Once upon a time I felt radical in claiming that monsters and religion shared a pedigree. Having grown up fascinated by Universal, as well as much cheaper and more tawdry, monster movies, I always experienced a twinge of guilt. My family was very religious, and these monsters were, well, evil, weren’t they? Yet I couldn’t let them go. Although college, seminary, and graduate school each took their toll on this early fascination as I was restructured as a more rational man, the monsters always lurked. In college a friend and I named an invented monster “the lurking.” In seminary and graduate school, demons and ghosts still captured my imagination. Brenda S. Gardenour Walter has, quite unintentionally, vindicated my outlook. Our Old Monsters: Witches, Werewolves and Vampires from Medieval Theology to Horror Cinema just about says it all. Not limiting herself to witches, werewolves, and vampires, Gardenour Walter has given us a novel thesis: monsters come from theology.
Well, not exactly. Medieval theology, as many of us learned in seminary, continued the ancient Greek practice of dividing the universe into four substances: air, fire, water, and earth. Each was associated with a humor in the human body: blood, yellow bile, phlegm, and black bile. Keeping these humors in balance led to healthy bodies. Gardenour Walter, who teaches history in a Pharmacology school, shows how monsters were often viewed against this paradigm. As she notes, this Weltanschauung was not friendly to women. Seeing man as the perfect, rational being, women were considered less rational and more controled by their base urges, leading to the concept of witches. Witches were also associated with demons at a later time, and there is a considerable discussion of that transition.
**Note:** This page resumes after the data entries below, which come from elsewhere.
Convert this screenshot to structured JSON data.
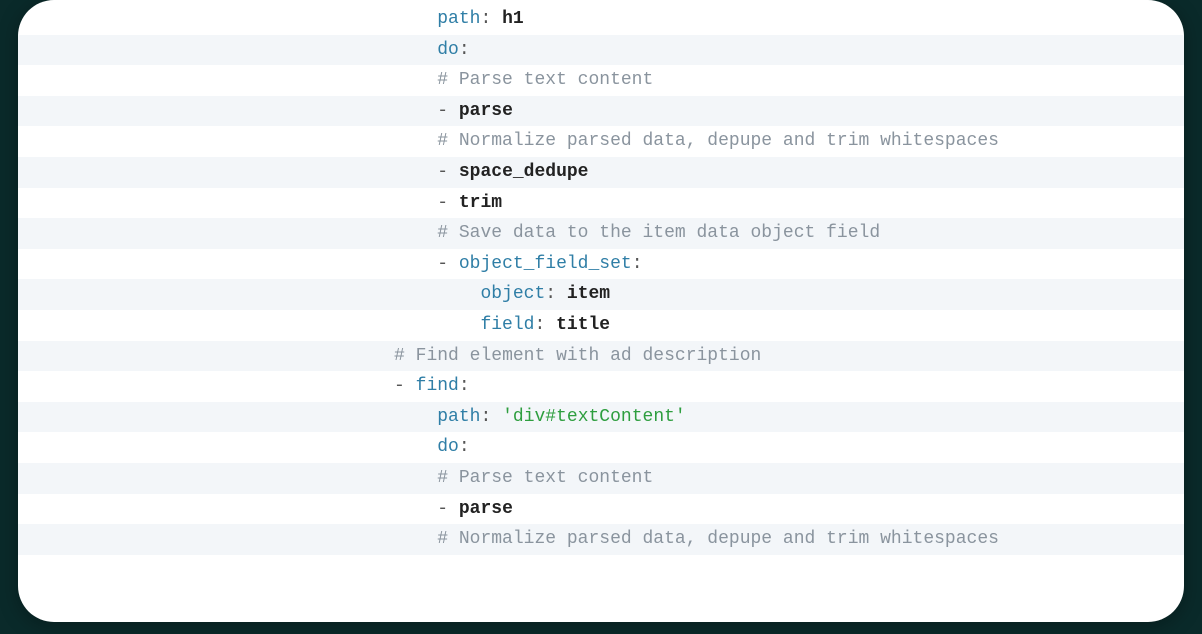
{
  "code": {
    "lines": [
      {
        "indent": 24,
        "tokens": [
          {
            "t": "path",
            "c": "key"
          },
          {
            "t": ":",
            "c": "punct"
          },
          {
            "t": " ",
            "c": "plain"
          },
          {
            "t": "h1",
            "c": "val"
          }
        ]
      },
      {
        "indent": 24,
        "tokens": [
          {
            "t": "do",
            "c": "key"
          },
          {
            "t": ":",
            "c": "punct"
          }
        ]
      },
      {
        "indent": 24,
        "tokens": [
          {
            "t": "# Parse text content",
            "c": "comment"
          }
        ]
      },
      {
        "indent": 24,
        "tokens": [
          {
            "t": "- ",
            "c": "punct"
          },
          {
            "t": "parse",
            "c": "val"
          }
        ]
      },
      {
        "indent": 24,
        "tokens": [
          {
            "t": "# Normalize parsed data, depupe and trim whitespaces",
            "c": "comment"
          }
        ]
      },
      {
        "indent": 24,
        "tokens": [
          {
            "t": "- ",
            "c": "punct"
          },
          {
            "t": "space_dedupe",
            "c": "val"
          }
        ]
      },
      {
        "indent": 24,
        "tokens": [
          {
            "t": "- ",
            "c": "punct"
          },
          {
            "t": "trim",
            "c": "val"
          }
        ]
      },
      {
        "indent": 24,
        "tokens": [
          {
            "t": "# Save data to the item data object field",
            "c": "comment"
          }
        ]
      },
      {
        "indent": 24,
        "tokens": [
          {
            "t": "- ",
            "c": "punct"
          },
          {
            "t": "object_field_set",
            "c": "key"
          },
          {
            "t": ":",
            "c": "punct"
          }
        ]
      },
      {
        "indent": 28,
        "tokens": [
          {
            "t": "object",
            "c": "key"
          },
          {
            "t": ":",
            "c": "punct"
          },
          {
            "t": " ",
            "c": "plain"
          },
          {
            "t": "item",
            "c": "val"
          }
        ]
      },
      {
        "indent": 28,
        "tokens": [
          {
            "t": "field",
            "c": "key"
          },
          {
            "t": ":",
            "c": "punct"
          },
          {
            "t": " ",
            "c": "plain"
          },
          {
            "t": "title",
            "c": "val"
          }
        ]
      },
      {
        "indent": 20,
        "tokens": [
          {
            "t": "# Find element with ad description",
            "c": "comment"
          }
        ]
      },
      {
        "indent": 20,
        "tokens": [
          {
            "t": "- ",
            "c": "punct"
          },
          {
            "t": "find",
            "c": "key"
          },
          {
            "t": ":",
            "c": "punct"
          }
        ]
      },
      {
        "indent": 24,
        "tokens": [
          {
            "t": "path",
            "c": "key"
          },
          {
            "t": ":",
            "c": "punct"
          },
          {
            "t": " ",
            "c": "plain"
          },
          {
            "t": "'div#textContent'",
            "c": "string"
          }
        ]
      },
      {
        "indent": 24,
        "tokens": [
          {
            "t": "do",
            "c": "key"
          },
          {
            "t": ":",
            "c": "punct"
          }
        ]
      },
      {
        "indent": 24,
        "tokens": [
          {
            "t": "# Parse text content",
            "c": "comment"
          }
        ]
      },
      {
        "indent": 24,
        "tokens": [
          {
            "t": "- ",
            "c": "punct"
          },
          {
            "t": "parse",
            "c": "val"
          }
        ]
      },
      {
        "indent": 24,
        "tokens": [
          {
            "t": "# Normalize parsed data, depupe and trim whitespaces",
            "c": "comment"
          }
        ]
      }
    ]
  }
}
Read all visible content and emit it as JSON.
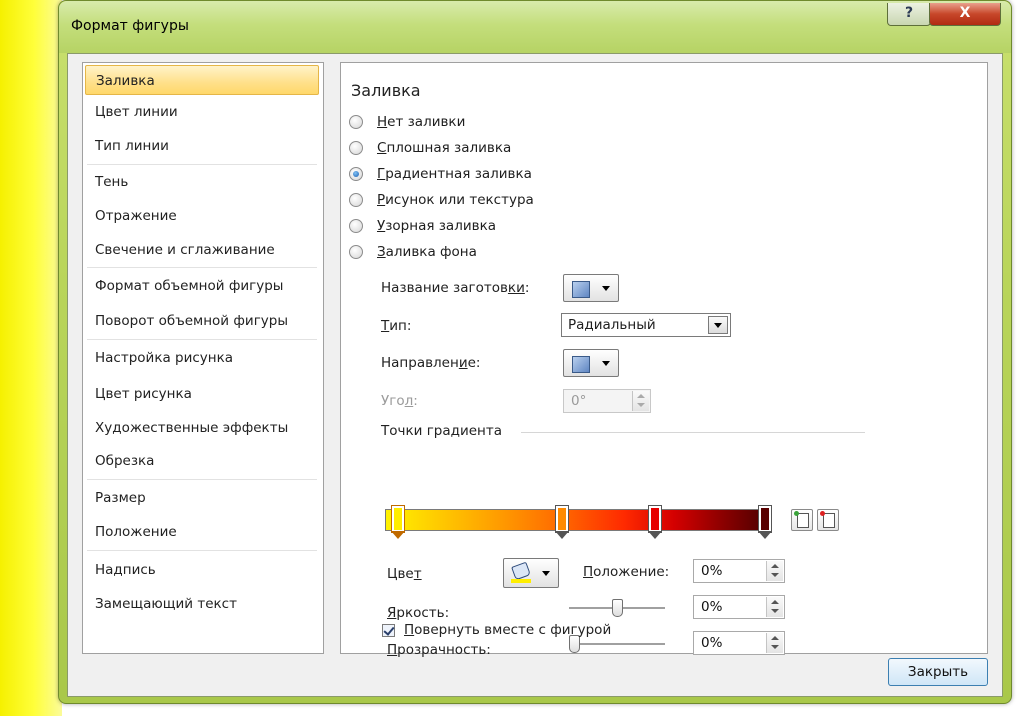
{
  "window": {
    "title": "Формат фигуры",
    "help_symbol": "?",
    "close_symbol": "X"
  },
  "nav": {
    "items": [
      {
        "label": "Заливка",
        "selected": true
      },
      {
        "label": "Цвет линии"
      },
      {
        "label": "Тип линии"
      },
      {
        "label": "Тень"
      },
      {
        "label": "Отражение"
      },
      {
        "label": "Свечение и сглаживание"
      },
      {
        "label": "Формат объемной фигуры"
      },
      {
        "label": "Поворот объемной фигуры"
      },
      {
        "label": "Настройка рисунка"
      },
      {
        "label": "Цвет рисунка"
      },
      {
        "label": "Художественные эффекты"
      },
      {
        "label": "Обрезка"
      },
      {
        "label": "Размер"
      },
      {
        "label": "Положение"
      },
      {
        "label": "Надпись"
      },
      {
        "label": "Замещающий текст"
      }
    ]
  },
  "fill": {
    "heading": "Заливка",
    "options": [
      {
        "hot": "Н",
        "rest": "ет заливки",
        "checked": false
      },
      {
        "hot": "С",
        "rest": "плошная заливка",
        "checked": false
      },
      {
        "hot": "Г",
        "rest": "радиентная заливка",
        "checked": true
      },
      {
        "hot": "Р",
        "rest": "исунок или текстура",
        "checked": false
      },
      {
        "hot": "У",
        "rest": "зорная заливка",
        "checked": false
      },
      {
        "hot": "З",
        "rest": "аливка фона",
        "checked": false
      }
    ],
    "preset_label_a": "Название заготов",
    "preset_label_hot": "ки",
    "preset_label_b": ":",
    "type_label_hot": "Т",
    "type_label_rest": "ип:",
    "type_value": "Радиальный",
    "direction_label_a": "Направлен",
    "direction_label_hot": "и",
    "direction_label_b": "е:",
    "angle_label_a": "Уго",
    "angle_label_hot": "л",
    "angle_label_b": ":",
    "angle_value": "0°",
    "stops_heading": "Точки градиента",
    "color_label_a": "Цве",
    "color_label_hot": "т",
    "position_label_hot": "П",
    "position_label_rest": "оложение:",
    "position_value": "0%",
    "brightness_label_hot": "Я",
    "brightness_label_rest": "ркость:",
    "brightness_value": "0%",
    "transparency_label_hot": "П",
    "transparency_label_rest": "розрачность:",
    "transparency_value": "0%",
    "rotate_label_hot": "П",
    "rotate_label_rest": "овернуть вместе с фигурой",
    "rotate_checked": true,
    "brightness_level_pct": 50,
    "transparency_level_pct": 0
  },
  "gradient_stops": [
    {
      "color": "#ffee00",
      "selected": true
    },
    {
      "color": "#ff8a00"
    },
    {
      "color": "#e60000"
    },
    {
      "color": "#5a0000"
    }
  ],
  "footer": {
    "close_label": "Закрыть"
  }
}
Vampires were often associated with black bile. Although there are vampiric beliefs going back to very ancient times, Gardenour Walter shows how the modern vampire indeed derives from medieval theology as eastern ideas met western. Unfortunately, in unenlightened times, the concepts were anti-semitically applied, with unwonted liberality. Werewolves were generally dismissed as illusions wrought by demons, although, there always remained an ambiguity. I have to admit not having known that even Augustine discussed werewolves in The City of God, which, it comes to mind, would make an excellent horror movie. The book brings each of these medieval monsters up to the silver screen and considers how their theological pedigree plays out in modern times. This is a book I would have enjoyed as a college student, but maybe, secretly, enjoy even more now as an adult.